Our educational establishment is very good at making promises, but not very good at keeping them.
Every couple of years, a new initiative is launched to give us hope that things will get better. The initiative is launched amidst great fanfare, agreements are signed, money is exchanged, meetings are held, acronyms are assigned, and for a while the initiative takes on a life of its own.
And then … a new initiative takes its place and the old one, having failed, is then forgotten.
A lot of work is involved in shifting chairs on the deck of the Titanic, and it involves a high degree of inventiveness and creativity to make it look convincing: Non-graded primary classrooms, whole-language instruction, portfolios, the New Math, year-round calendars, numerous federal and state assessment initiatives, school-to-work programs, diversity programs, the list goes on.
They promise smoother sailing, but only end up slowing things down, like barnacles on a ship.
Educational technology is the newest new idea promising to bring about positive change in schools. The only difference is that it is bigger, more all-encompassing, and will probably last a lot longer than other fads, tied-in as it is with broader cultural trends.
We have seen how technology has improved so many other things—communication, travel, industrial productivity; it is hard to imagine how it could not also improve education. Every home now has at least one computer, usually more: Why would not a school benefit from having them too?
Online education, done well, certainly seems to have benefits, particularly for homeschoolers who have no access to a good school.
Computer rooms became a fixture of schools as far back as the 1990s, and many schools now encourage and even require that every child bring an iPad to school.
The argument for this would appear straightforward: With a computer ready at hand, a student can increase his or her educational productivity.
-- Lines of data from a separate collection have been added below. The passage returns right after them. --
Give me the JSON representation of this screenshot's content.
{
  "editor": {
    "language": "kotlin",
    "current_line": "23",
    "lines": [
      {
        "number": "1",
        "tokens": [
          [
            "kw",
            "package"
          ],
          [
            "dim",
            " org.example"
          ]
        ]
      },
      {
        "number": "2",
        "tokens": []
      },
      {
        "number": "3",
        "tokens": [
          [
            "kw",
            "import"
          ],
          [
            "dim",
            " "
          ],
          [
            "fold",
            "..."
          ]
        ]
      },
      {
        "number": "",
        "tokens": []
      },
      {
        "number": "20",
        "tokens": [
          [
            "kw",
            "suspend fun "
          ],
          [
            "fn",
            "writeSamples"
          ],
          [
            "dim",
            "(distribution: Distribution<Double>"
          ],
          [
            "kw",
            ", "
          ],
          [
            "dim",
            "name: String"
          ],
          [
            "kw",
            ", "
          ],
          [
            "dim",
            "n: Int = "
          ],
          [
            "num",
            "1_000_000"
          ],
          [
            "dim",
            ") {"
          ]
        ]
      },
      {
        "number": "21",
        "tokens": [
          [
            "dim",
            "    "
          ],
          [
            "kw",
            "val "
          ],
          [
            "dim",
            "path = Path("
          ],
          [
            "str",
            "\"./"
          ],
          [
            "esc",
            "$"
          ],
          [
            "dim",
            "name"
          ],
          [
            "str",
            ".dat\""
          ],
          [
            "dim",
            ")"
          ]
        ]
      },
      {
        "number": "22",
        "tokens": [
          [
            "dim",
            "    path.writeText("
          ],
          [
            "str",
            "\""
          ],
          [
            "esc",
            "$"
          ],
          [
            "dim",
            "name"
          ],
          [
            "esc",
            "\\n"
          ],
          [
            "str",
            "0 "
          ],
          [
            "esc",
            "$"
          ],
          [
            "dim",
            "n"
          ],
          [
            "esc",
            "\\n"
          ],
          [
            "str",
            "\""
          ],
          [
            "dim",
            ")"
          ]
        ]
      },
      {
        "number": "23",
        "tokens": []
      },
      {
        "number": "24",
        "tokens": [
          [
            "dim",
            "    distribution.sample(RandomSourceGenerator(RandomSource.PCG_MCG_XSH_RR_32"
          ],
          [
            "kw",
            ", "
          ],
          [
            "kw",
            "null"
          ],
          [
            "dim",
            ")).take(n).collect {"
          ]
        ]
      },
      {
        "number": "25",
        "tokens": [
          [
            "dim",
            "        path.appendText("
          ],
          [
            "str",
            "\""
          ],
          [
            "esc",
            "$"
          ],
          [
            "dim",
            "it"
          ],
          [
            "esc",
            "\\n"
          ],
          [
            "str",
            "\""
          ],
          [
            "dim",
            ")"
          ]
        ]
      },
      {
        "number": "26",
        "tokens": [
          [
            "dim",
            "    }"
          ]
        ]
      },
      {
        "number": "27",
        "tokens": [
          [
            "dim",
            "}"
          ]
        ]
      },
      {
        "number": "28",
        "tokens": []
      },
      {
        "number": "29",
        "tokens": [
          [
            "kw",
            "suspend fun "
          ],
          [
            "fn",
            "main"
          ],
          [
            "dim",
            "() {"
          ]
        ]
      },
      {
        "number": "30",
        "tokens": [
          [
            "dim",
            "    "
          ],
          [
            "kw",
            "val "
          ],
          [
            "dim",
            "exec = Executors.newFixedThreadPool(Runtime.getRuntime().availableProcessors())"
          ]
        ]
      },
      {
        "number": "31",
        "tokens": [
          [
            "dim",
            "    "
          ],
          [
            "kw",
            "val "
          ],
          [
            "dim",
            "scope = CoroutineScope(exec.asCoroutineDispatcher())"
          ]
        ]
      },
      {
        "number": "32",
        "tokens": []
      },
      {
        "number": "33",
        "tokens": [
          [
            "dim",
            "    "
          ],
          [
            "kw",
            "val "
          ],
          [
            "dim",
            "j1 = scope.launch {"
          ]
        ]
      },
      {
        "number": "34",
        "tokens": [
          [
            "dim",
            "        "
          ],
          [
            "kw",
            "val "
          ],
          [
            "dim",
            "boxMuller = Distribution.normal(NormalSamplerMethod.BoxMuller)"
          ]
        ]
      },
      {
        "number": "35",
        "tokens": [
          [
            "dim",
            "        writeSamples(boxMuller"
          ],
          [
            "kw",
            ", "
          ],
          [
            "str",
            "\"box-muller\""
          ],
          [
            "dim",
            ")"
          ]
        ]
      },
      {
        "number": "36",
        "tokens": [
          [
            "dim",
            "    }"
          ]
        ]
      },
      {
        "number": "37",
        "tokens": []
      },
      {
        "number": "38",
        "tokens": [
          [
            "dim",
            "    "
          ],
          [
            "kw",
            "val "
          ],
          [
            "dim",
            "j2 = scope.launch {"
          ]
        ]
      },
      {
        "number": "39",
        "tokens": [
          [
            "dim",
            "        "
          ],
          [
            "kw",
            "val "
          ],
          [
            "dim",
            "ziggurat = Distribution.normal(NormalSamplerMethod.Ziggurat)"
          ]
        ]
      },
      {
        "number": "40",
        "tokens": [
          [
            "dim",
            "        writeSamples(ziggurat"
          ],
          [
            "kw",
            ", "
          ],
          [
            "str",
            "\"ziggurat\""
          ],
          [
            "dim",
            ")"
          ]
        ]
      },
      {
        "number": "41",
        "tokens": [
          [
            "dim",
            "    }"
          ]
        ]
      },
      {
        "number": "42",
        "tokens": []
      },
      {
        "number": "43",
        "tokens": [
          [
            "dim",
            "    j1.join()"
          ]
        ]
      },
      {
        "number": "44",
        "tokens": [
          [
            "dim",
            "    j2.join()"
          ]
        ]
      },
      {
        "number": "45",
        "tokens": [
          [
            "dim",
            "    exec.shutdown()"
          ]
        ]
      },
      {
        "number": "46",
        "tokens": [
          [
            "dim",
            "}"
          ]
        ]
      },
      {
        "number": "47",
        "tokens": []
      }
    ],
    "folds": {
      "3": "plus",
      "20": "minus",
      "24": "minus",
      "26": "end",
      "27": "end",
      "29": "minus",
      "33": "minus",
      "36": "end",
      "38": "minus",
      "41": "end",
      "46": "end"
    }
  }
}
A computer makes it easier to write, easier to research, and easier to communicate.
Unfortunately, it also makes it easier to become distracted—and easier to distract others.
According to Todd Oppenheimer, author of The Flickering Mind: The False Promise of Technology in the Classroom and How Learning Can Be Saved, computers in the classroom tend to enhance whatever tendency a child already possesses. If the child is already proficient and productive, then it can make him more proficient and productive. But if the child is inefficient and easily distracted, it will make him even more inefficient and distracted.
Unfortunately, as we all know, most students are not efficient and productive, but quite the opposite. In fact, it is interesting to note how little actual evidence there is that computers in the classroom make education any easier or more effective.
Education technology is like a lot of things: It can be helpful if used wisely, but can make things worse if it is implemented without considering all its consequences.
Originally published in The Classical Teacher Winter 2013 edition.